(EXERCISE OBJECTIVE)
The full listing, minus its pictures, should be printed again exactly as it stands.

◇ ◇ ◇

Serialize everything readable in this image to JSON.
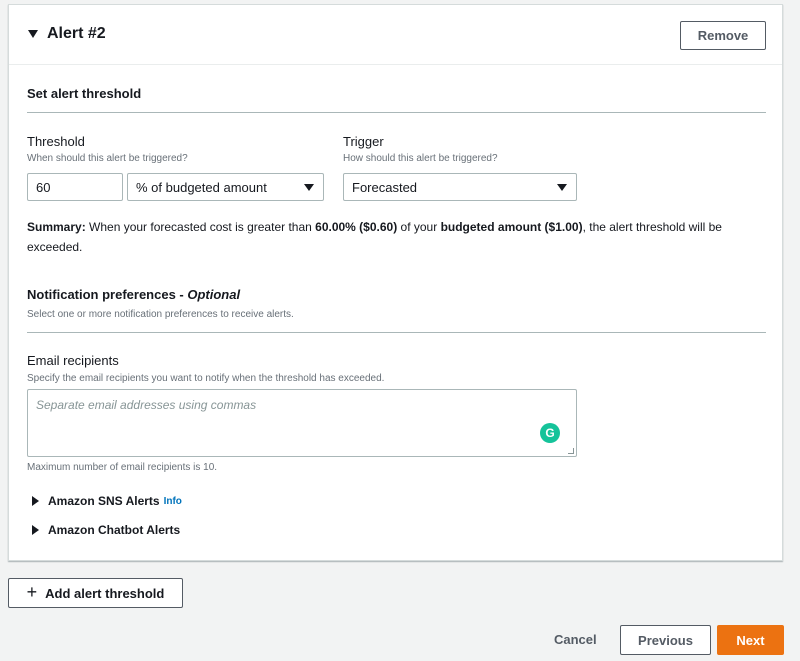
{
  "alert": {
    "title": "Alert #2",
    "remove_label": "Remove"
  },
  "threshold_section": {
    "title": "Set alert threshold",
    "threshold_label": "Threshold",
    "threshold_sublabel": "When should this alert be triggered?",
    "threshold_value": "60",
    "threshold_unit": "% of budgeted amount",
    "trigger_label": "Trigger",
    "trigger_sublabel": "How should this alert be triggered?",
    "trigger_value": "Forecasted"
  },
  "summary": {
    "prefix": "Summary:",
    "text1": " When your forecasted cost is greater than ",
    "pct": "60.00% ($0.60)",
    "text2": " of your ",
    "budget": "budgeted amount ($1.00)",
    "text3": ", the alert threshold will be exceeded."
  },
  "notification": {
    "title": "Notification preferences - ",
    "title_optional": "Optional",
    "description": "Select one or more notification preferences to receive alerts.",
    "email_label": "Email recipients",
    "email_sublabel": "Specify the email recipients you want to notify when the threshold has exceeded.",
    "email_placeholder": "Separate email addresses using commas",
    "email_hint": "Maximum number of email recipients is 10.",
    "grammarly_glyph": "G"
  },
  "expanders": {
    "sns_label": "Amazon SNS Alerts",
    "sns_info": "Info",
    "chatbot_label": "Amazon Chatbot Alerts"
  },
  "footer": {
    "add_label": "Add alert threshold",
    "plus_glyph": "+",
    "cancel_label": "Cancel",
    "previous_label": "Previous",
    "next_label": "Next"
  },
  "colors": {
    "primary": "#ec7211",
    "link": "#0073bb",
    "grammarly": "#15c39a"
  }
}
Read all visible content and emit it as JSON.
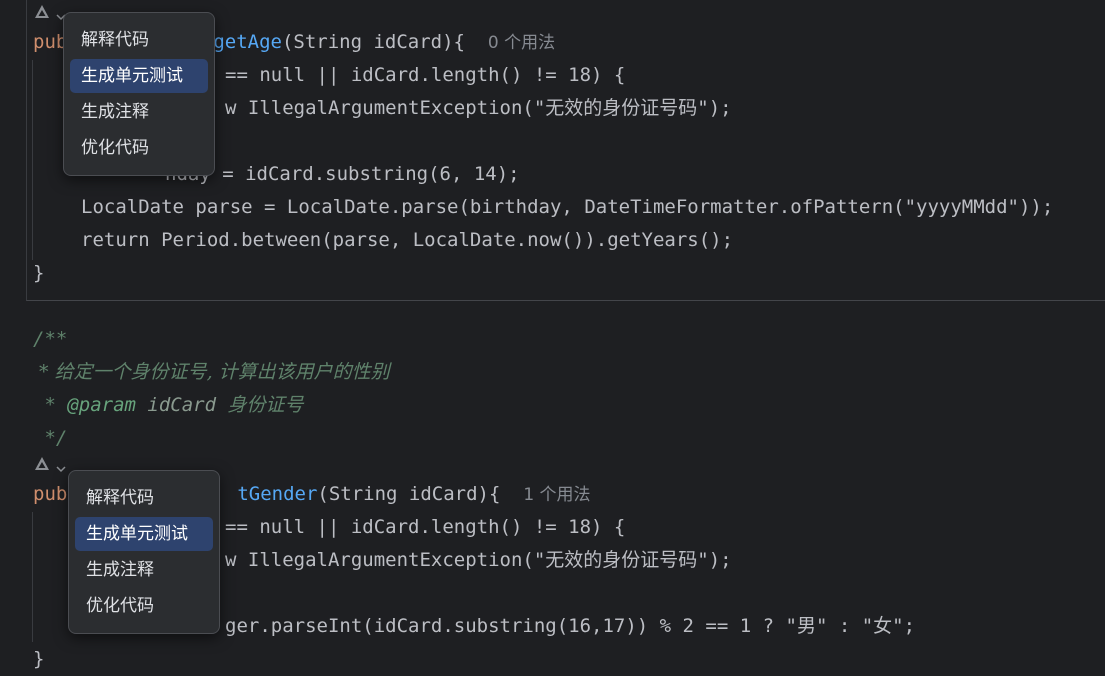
{
  "method1": {
    "header_pre": "pub",
    "method_name_part": "getAge",
    "params": "(String idCard){",
    "usage": "0 个用法",
    "line_if_part": "== null || idCard.length() != 18) {",
    "line_throw_part": "w IllegalArgumentException(\"无效的身份证号码\");",
    "line_birthday_part": "nday = idCard.substring(6, 14);",
    "line_parse": "LocalDate parse = LocalDate.parse(birthday, DateTimeFormatter.ofPattern(\"yyyyMMdd\"));",
    "line_return": "return Period.between(parse, LocalDate.now()).getYears();",
    "close": "}"
  },
  "doc": {
    "open": "/**",
    "desc": " * 给定一个身份证号, 计算出该用户的性别",
    "param_star": " * ",
    "param_tag": "@param",
    "param_name": " idCard",
    "param_desc": " 身份证号",
    "close": " */"
  },
  "method2": {
    "header_pre": "pub",
    "method_name_part": "tGender",
    "params": "(String idCard){",
    "usage": "1 个用法",
    "line_if_part": "== null || idCard.length() != 18) {",
    "line_throw_part": "w IllegalArgumentException(\"无效的身份证号码\");",
    "line_return_part": "ger.parseInt(idCard.substring(16,17)) % 2 == 1 ? \"男\" : \"女\";",
    "close": "}"
  },
  "menu": {
    "items": [
      "解释代码",
      "生成单元测试",
      "生成注释",
      "优化代码"
    ],
    "active_index": 1
  },
  "icons": {
    "ai_icon": "ai-assistant-icon",
    "chevron": "chevron-down-icon"
  },
  "colors": {
    "keyword": "#cf8e6d",
    "method": "#56a8f5",
    "number": "#2aacb8",
    "string": "#6aab73",
    "comment": "#5f826b",
    "menu_highlight": "#2e436e"
  }
}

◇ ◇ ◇

(RESPONSE TO THE EXERCISE)
Serialize everything readable in this image to JSON.
{
  "alert": {
    "title": "Alert #2",
    "remove_label": "Remove"
  },
  "threshold_section": {
    "title": "Set alert threshold",
    "threshold_label": "Threshold",
    "threshold_sublabel": "When should this alert be triggered?",
    "threshold_value": "60",
    "threshold_unit": "% of budgeted amount",
    "trigger_label": "Trigger",
    "trigger_sublabel": "How should this alert be triggered?",
    "trigger_value": "Forecasted"
  },
  "summary": {
    "prefix": "Summary:",
    "text1": " When your forecasted cost is greater than ",
    "pct": "60.00% ($0.60)",
    "text2": " of your ",
    "budget": "budgeted amount ($1.00)",
    "text3": ", the alert threshold will be exceeded."
  },
  "notification": {
    "title": "Notification preferences - ",
    "title_optional": "Optional",
    "description": "Select one or more notification preferences to receive alerts.",
    "email_label": "Email recipients",
    "email_sublabel": "Specify the email recipients you want to notify when the threshold has exceeded.",
    "email_placeholder": "Separate email addresses using commas",
    "email_hint": "Maximum number of email recipients is 10.",
    "grammarly_glyph": "G"
  },
  "expanders": {
    "sns_label": "Amazon SNS Alerts",
    "sns_info": "Info",
    "chatbot_label": "Amazon Chatbot Alerts"
  },
  "footer": {
    "add_label": "Add alert threshold",
    "plus_glyph": "+",
    "cancel_label": "Cancel",
    "previous_label": "Previous",
    "next_label": "Next"
  },
  "colors": {
    "primary": "#ec7211",
    "link": "#0073bb",
    "grammarly": "#15c39a"
  }
}
Read all visible content and emit it as JSON.
{
  "method1": {
    "header_pre": "pub",
    "method_name_part": "getAge",
    "params": "(String idCard){",
    "usage": "0 个用法",
    "line_if_part": "== null || idCard.length() != 18) {",
    "line_throw_part": "w IllegalArgumentException(\"无效的身份证号码\");",
    "line_birthday_part": "nday = idCard.substring(6, 14);",
    "line_parse": "LocalDate parse = LocalDate.parse(birthday, DateTimeFormatter.ofPattern(\"yyyyMMdd\"));",
    "line_return": "return Period.between(parse, LocalDate.now()).getYears();",
    "close": "}"
  },
  "doc": {
    "open": "/**",
    "desc": " * 给定一个身份证号, 计算出该用户的性别",
    "param_star": " * ",
    "param_tag": "@param",
    "param_name": " idCard",
    "param_desc": " 身份证号",
    "close": " */"
  },
  "method2": {
    "header_pre": "pub",
    "method_name_part": "tGender",
    "params": "(String idCard){",
    "usage": "1 个用法",
    "line_if_part": "== null || idCard.length() != 18) {",
    "line_throw_part": "w IllegalArgumentException(\"无效的身份证号码\");",
    "line_return_part": "ger.parseInt(idCard.substring(16,17)) % 2 == 1 ? \"男\" : \"女\";",
    "close": "}"
  },
  "menu": {
    "items": [
      "解释代码",
      "生成单元测试",
      "生成注释",
      "优化代码"
    ],
    "active_index": 1
  },
  "icons": {
    "ai_icon": "ai-assistant-icon",
    "chevron": "chevron-down-icon"
  },
  "colors": {
    "keyword": "#cf8e6d",
    "method": "#56a8f5",
    "number": "#2aacb8",
    "string": "#6aab73",
    "comment": "#5f826b",
    "menu_highlight": "#2e436e"
  }
}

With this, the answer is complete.